Where does the string "Manager" appear in the material? Copy each line that holds it.

__________

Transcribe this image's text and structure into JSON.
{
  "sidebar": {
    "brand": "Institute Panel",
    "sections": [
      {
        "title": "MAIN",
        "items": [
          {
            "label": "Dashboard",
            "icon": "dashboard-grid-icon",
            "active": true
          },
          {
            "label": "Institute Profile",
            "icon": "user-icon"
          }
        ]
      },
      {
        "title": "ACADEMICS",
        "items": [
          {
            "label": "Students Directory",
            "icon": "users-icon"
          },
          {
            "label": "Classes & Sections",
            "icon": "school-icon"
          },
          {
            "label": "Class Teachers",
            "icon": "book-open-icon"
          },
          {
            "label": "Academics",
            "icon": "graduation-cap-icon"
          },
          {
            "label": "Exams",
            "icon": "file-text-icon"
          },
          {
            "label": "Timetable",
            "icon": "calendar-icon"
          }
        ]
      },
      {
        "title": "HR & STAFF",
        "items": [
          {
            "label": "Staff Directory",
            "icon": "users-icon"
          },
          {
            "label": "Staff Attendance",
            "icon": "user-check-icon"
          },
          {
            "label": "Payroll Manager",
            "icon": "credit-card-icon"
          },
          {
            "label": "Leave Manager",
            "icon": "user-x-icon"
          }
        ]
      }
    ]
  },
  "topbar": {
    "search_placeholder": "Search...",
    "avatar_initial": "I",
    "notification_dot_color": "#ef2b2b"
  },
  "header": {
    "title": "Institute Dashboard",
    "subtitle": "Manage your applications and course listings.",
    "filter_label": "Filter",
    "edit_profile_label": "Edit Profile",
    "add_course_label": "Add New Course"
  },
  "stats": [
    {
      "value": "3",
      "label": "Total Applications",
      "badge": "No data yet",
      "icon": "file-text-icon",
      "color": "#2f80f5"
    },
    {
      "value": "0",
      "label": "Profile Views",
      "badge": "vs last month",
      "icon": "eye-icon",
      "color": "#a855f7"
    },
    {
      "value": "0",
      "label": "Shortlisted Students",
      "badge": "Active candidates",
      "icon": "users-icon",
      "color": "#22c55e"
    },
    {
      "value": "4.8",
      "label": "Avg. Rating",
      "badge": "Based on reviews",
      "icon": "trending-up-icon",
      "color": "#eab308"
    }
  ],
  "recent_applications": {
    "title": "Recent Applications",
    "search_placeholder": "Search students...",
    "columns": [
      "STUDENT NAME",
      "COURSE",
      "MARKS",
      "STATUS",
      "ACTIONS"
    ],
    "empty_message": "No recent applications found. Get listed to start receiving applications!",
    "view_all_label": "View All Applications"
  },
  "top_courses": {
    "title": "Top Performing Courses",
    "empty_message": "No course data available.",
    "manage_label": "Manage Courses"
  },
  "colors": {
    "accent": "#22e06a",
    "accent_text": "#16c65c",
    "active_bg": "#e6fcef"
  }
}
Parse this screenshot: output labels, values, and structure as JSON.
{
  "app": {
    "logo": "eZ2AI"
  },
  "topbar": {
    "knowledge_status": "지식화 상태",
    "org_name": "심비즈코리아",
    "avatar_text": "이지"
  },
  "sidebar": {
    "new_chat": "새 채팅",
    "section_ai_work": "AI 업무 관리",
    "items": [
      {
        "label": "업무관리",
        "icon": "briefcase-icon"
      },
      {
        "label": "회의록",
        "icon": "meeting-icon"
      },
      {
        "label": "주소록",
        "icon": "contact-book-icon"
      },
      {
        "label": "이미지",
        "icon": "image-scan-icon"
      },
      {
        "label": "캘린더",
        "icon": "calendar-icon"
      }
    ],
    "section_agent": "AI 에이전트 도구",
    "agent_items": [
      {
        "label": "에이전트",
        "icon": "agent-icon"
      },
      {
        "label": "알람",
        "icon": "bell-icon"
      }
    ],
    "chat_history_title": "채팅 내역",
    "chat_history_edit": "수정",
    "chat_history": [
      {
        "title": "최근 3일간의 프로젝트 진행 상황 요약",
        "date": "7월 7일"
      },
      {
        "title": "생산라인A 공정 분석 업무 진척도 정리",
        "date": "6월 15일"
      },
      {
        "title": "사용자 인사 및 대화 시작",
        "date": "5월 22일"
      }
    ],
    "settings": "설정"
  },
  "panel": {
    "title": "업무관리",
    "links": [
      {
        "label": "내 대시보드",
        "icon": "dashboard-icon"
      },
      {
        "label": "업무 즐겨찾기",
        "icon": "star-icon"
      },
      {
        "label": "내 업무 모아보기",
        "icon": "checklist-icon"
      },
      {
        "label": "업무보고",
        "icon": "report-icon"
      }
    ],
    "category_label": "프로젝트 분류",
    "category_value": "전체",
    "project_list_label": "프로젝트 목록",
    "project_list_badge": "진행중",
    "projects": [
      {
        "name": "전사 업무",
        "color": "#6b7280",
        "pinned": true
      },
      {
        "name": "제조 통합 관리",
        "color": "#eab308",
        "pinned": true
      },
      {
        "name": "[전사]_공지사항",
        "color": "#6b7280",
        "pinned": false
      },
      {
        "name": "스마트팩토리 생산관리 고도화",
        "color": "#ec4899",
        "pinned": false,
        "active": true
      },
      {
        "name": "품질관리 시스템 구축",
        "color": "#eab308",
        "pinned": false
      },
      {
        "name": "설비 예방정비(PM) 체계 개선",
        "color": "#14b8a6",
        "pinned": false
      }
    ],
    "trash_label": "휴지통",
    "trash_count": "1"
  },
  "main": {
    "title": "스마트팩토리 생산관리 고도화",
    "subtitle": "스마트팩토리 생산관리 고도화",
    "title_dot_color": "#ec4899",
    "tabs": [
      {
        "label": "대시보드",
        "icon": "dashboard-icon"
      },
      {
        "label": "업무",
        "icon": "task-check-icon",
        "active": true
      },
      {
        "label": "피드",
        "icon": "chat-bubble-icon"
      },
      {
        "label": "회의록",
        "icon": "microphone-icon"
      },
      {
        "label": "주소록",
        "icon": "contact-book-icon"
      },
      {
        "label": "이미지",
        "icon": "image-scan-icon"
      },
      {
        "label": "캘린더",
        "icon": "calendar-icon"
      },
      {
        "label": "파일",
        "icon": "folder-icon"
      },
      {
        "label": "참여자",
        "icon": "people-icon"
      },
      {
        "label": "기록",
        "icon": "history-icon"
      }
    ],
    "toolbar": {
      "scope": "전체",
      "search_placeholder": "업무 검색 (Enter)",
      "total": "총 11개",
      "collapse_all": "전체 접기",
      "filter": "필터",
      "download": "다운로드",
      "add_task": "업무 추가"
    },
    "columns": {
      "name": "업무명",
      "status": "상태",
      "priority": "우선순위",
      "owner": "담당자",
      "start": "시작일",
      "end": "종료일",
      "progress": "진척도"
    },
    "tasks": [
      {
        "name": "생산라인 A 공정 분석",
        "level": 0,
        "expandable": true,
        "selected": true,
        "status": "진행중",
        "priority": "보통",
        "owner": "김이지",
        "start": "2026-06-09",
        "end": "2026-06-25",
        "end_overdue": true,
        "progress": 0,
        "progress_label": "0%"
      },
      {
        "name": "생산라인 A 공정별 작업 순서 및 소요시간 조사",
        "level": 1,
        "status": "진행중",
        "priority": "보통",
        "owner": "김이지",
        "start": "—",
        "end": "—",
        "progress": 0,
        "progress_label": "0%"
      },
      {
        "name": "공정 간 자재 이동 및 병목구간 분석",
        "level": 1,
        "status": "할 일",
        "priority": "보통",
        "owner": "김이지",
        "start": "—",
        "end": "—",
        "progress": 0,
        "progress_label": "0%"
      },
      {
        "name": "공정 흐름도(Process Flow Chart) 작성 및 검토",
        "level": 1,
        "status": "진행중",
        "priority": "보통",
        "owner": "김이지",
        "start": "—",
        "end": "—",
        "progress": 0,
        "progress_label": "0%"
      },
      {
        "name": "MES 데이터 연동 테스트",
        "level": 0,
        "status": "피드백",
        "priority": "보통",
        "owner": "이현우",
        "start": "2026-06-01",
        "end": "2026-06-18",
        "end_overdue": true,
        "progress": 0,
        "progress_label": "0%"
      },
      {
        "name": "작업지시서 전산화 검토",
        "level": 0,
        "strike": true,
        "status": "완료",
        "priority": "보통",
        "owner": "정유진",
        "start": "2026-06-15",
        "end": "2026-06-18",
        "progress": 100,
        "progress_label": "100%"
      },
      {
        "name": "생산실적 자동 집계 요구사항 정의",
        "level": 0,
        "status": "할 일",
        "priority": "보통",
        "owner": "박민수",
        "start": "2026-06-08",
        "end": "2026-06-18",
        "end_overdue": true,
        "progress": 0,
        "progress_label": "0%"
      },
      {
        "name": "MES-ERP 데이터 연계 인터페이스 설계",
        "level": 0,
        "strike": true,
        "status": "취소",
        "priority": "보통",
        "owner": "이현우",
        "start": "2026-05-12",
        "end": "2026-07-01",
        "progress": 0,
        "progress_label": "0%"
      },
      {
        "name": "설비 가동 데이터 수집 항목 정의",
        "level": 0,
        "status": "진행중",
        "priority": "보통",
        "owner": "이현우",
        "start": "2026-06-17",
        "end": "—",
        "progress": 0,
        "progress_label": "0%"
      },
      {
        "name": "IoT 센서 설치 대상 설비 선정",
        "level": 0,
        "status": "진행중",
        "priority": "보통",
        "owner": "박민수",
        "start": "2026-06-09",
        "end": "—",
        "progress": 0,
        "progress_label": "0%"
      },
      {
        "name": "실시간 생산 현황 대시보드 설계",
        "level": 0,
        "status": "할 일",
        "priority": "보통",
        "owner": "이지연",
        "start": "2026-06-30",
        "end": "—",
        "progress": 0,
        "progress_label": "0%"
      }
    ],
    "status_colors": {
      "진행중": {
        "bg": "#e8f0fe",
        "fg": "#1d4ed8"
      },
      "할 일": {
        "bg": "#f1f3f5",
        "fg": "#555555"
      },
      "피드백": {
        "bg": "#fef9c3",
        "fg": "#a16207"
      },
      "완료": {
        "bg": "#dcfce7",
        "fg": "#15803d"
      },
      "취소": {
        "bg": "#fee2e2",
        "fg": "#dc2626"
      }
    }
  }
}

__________

Task output -
            "label": "Payroll Manager",
            "label": "Leave Manager",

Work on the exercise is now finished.